Dead Hearts (16:40)
Dread Central; Dust; Facebook (Crypt TV); IMDb; official site; Short of the Week; Stephen W. Martin; Vimeo; YouTube (Crypt TV)
This 2014 short film was presented by Crypt TV on Facebook in 2017 and YouTube in 2018. It was presented by Alter in 2021.

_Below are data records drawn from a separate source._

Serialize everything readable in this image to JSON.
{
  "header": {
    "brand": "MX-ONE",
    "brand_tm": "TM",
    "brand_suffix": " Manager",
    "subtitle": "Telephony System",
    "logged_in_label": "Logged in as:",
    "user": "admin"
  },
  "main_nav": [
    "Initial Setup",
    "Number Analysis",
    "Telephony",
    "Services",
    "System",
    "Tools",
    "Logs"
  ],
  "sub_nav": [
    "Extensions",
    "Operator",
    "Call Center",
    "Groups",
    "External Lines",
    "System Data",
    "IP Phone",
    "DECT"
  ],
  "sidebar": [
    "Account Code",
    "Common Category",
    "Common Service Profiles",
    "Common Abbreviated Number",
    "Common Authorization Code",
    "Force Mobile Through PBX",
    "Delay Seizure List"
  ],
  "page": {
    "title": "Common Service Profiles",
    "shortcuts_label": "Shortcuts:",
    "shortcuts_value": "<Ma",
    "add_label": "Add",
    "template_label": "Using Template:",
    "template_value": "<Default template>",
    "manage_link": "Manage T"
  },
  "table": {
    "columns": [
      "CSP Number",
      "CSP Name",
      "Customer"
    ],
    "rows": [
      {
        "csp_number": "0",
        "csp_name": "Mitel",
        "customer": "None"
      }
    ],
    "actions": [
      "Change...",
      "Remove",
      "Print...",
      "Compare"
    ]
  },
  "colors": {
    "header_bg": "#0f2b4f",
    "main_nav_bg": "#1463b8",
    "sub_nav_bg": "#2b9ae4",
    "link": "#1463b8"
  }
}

The film has a whimsical, storybook quality, with narration very reminiscent of Pushing Daisies (and pretty much no actual dialog). It's a dark film, involving death and... stuff. But ultimately it's a love story. There's a young boy named Milton Mulberry, who is a mortician, despite his young age. (He comes from a long line of morticians, and as far as I could tell, he's an orphan when the story begins, and apparently just inherited the family business.) And he's in love with a blind classmate named Lola Littleton (Dalila Bela, whom I know from Odd Squad), who is into both Kung Fu and taxidermy. There's another boy named Harold Henderson, who we're told is also in love with Lola, though I can't really imagine why. It makes sense for Milton to love her, but Harold? Not so much. He's just a bully, and he leads a group of other bullies who constantly beat up Milton. While wearing werewolf masks (or maybe that was just on Halloween). Then one day, Lola comes to Milton's rescue, wearing a mask of her own, and kicks all the bullies' asses with her mad Kung Fu skills. (During the fight, a song plays called Never Give Up, by SpecialThanks, which is awesome.) After that, Milton and Lola start spending a lot of time together, but circumstances eventually force her to move away. On that day, Milton's heart is broken, and he spends the rest of his life just waiting to die.
The story then flashes forward to Milton as an old man, but to say any more would be far too spoilery. (I've also left out some cool details from the first part of the film.) But I just gotta say, this movie started out kind of... meh, I didn't know if I'd like it or not. I nearly stopped watching it, early on. But it didn't take too long for it to get good. Probably the first time we see Lola doing show-and-tell in class was when I got my first clue that I was going to like it, but the fight scene that came later cemented my love of the film. And from that point on, it just kept being awesome.